The woman was hit in the torso while walking on a wooded path at about 5 p.m. Saturday. Norton police say the trooper called 911 after realizing that his target was not a deer.
State police on Sunday said the trooper is not being identified because he faces no charges and no internal investigation.
The woman was taken to Rhode Island Hospital for treatment. Authorities did not immediately release additional information on her condition.
The woman is not being fully identified by police who said she and the trooper live in Norton.
Norton, state and environmental police officers are investigating the incident.
But I can tell you that as someone who lives in a rural area on land posted no hunting, there are still hunters who trespass, or who shoot where their fire extends onto this property. I can tell you that when we hear shooting, we bring the dogs inside --- and then hope like hell nothing comes through the walls, because there are a lot of careless recreational shooters and hunters, and that alcohol use in quantity is a part of that tradition.
And according to this site on Iowa State Drug Trends, Meth is the primary illegal drug of choice, although I'd bet that alcohol use as a legal (and sometimes illegally used) chemical is at least AS popular. So while the urban transplanted professor to fly-over land may be considered a bit mean spirited for his observations on his fellow Iowans, he's statistically fairly accurate according to this data in his observations concerning alcohol use, illegal drug use, and hunting traditions. And his observations in some instances are not specific ONLY to Iowa.
The reasons for concern about the chronic use of meth by those who also hunt or otherwise are firearm 'enthusiasts' is the pattern of violence associated with the drug- and not just to the animals the users of alcohol or Meth are hunting.

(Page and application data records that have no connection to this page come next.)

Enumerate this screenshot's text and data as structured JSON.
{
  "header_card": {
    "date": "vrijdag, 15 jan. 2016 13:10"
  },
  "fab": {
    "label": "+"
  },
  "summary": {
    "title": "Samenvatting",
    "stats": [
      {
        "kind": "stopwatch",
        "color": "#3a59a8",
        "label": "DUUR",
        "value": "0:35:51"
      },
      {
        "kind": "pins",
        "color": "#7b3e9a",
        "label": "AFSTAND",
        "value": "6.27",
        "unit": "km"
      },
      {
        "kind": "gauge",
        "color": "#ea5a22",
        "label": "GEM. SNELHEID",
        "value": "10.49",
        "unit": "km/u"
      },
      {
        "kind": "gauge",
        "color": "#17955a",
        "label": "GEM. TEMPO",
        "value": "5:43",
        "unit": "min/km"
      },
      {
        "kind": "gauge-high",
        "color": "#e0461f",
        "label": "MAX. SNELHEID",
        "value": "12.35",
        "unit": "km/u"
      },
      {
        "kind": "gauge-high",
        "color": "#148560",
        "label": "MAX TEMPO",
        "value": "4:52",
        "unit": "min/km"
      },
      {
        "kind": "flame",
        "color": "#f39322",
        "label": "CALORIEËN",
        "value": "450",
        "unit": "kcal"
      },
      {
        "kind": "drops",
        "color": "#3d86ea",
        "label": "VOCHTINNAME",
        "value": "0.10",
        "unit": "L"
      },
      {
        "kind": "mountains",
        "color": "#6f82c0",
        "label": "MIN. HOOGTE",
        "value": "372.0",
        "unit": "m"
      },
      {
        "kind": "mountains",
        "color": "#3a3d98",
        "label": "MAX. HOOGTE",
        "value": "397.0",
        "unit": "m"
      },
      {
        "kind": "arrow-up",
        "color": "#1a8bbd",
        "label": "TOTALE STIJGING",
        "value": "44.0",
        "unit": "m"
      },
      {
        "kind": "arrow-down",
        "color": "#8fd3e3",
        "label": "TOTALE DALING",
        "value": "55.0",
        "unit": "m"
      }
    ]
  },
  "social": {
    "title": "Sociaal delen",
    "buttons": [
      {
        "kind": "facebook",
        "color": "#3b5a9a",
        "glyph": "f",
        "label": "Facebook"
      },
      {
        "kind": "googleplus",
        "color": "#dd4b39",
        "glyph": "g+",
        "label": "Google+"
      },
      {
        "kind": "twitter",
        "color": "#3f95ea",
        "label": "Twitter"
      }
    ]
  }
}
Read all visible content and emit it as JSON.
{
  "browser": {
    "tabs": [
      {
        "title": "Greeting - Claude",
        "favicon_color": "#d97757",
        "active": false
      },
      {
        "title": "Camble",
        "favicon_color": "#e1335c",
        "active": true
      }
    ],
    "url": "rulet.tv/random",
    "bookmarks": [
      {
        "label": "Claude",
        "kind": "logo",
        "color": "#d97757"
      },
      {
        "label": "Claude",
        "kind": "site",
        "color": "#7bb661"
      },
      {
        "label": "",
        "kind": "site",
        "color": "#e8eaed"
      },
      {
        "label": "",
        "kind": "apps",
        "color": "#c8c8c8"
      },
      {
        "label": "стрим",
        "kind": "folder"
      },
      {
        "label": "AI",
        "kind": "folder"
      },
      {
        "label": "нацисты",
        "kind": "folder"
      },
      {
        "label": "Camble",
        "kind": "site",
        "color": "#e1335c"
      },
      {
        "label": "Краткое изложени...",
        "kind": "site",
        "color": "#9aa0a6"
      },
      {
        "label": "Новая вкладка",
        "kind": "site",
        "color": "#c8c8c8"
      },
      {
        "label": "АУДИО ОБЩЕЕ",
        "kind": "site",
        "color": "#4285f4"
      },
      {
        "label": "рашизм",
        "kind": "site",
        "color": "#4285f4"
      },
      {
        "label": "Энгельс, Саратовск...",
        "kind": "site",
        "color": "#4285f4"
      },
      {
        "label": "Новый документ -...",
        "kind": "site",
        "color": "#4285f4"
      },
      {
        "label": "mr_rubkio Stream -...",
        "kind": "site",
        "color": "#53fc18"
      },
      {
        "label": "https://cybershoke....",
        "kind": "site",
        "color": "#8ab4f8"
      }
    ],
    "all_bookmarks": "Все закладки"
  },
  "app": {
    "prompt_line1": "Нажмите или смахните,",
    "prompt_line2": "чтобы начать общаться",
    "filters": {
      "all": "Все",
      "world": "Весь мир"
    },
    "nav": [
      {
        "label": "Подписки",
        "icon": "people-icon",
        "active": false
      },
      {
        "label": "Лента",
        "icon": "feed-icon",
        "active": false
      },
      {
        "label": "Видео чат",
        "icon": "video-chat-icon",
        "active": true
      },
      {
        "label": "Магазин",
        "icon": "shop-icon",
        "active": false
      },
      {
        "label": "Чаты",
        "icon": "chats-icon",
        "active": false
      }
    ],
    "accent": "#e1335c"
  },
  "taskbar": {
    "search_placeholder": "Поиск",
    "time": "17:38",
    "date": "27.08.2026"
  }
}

From this course material on meth:
Rural CommunitiesBut in fly-over states like Iowa, Minnesota, the Dakotas, and all the other states where meth is a problem drug, it isn't considered very nice to point out the problem. It's accurate to do so, but it is met with resentment, anger, and apparently threats.
Methamphetamine use among youth and adults is especially troublesome in rural parts of the country. The DEA says that
“methamphetamine has become the most dangerous drug problem of small-town America.” In fact, the DEA’s Fast Facts
About Meth notes that youth ages 12 to 14 who live in small towns are 104 percent more likely to use the drug than young
people living in larger cities.
What are the long-term effects of methamphetamine abuse?
Long-term methamphetamine abuse results in many damaging effects, including addiction. Addiction is a chronic,
relapsing disease, characterized by compulsive drug-seeking and drug use which is accompanied by functional and
molecular changes in the brain. In addition to being addicted to methamphetamine, chronic methamphetamine abusers
exhibit symptoms that can include violent behavior, anxiety, confusion, and insomnia. They also can display a number of
psychotic features, including paranoia, auditory hallucinations, mood disturbances, and delusions (for example, the
sensation of insects creeping on the skin, which is called "formication"). The paranoia can result in homicidal as well as
With chronic use, tolerance for methamphetamine can develop. In an effort to intensify the desired effects, users may take higher doses of the drug, take it more frequently, or change their method of drug intake. In some cases, abusers forego food and sleep while indulging in a form of binging known as a "run," injecting as much as a gram of the drug every 2 to 3 hours over several days until the user runs out of the drug or is too disorganized to continue. Chronic abuse can lead to
psychotic behavior, characterized by intense paranoia, visual and auditory hallucinations, and out-of-control rages that can be coupled with extremely violent behavior.